*** Opening of Records to use ***

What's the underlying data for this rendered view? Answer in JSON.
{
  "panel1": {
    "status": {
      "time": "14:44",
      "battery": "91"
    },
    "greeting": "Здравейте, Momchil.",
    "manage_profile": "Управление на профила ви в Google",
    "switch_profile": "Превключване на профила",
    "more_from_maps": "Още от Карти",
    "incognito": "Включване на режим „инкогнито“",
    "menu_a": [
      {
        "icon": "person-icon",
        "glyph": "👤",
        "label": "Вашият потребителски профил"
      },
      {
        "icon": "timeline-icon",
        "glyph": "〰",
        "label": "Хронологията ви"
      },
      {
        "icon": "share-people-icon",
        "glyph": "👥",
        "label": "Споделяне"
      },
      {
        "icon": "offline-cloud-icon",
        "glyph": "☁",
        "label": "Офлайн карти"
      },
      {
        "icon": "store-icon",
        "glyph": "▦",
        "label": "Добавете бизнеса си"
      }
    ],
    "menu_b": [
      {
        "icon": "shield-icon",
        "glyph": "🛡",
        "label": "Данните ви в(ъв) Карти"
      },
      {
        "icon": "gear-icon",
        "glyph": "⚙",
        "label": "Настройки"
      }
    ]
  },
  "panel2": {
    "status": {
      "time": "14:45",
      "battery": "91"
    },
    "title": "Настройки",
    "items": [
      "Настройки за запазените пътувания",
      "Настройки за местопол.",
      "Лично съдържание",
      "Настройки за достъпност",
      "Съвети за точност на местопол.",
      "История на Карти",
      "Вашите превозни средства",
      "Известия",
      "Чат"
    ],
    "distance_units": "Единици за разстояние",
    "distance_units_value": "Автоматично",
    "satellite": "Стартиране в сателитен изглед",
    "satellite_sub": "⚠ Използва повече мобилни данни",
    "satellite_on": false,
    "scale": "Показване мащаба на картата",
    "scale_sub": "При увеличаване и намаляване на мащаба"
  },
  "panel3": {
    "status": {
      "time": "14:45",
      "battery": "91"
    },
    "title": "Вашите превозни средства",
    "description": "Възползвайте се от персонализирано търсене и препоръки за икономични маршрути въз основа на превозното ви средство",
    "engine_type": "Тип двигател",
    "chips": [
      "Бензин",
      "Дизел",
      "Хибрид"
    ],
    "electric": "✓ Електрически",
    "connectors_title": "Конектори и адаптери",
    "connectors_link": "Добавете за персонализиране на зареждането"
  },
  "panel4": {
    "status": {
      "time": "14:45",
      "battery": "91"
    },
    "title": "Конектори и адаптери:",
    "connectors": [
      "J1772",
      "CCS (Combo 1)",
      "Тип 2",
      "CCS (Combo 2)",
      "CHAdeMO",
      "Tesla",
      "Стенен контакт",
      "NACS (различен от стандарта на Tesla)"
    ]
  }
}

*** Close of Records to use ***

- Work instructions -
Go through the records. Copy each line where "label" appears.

- Response for this exercise -
        "label": "Вашият потребителски профил"
        "label": "Хронологията ви"
        "label": "Споделяне"
        "label": "Офлайн карти"
        "label": "Добавете бизнеса си"
        "label": "Данните ви в(ъв) Карти"
        "label": "Настройки"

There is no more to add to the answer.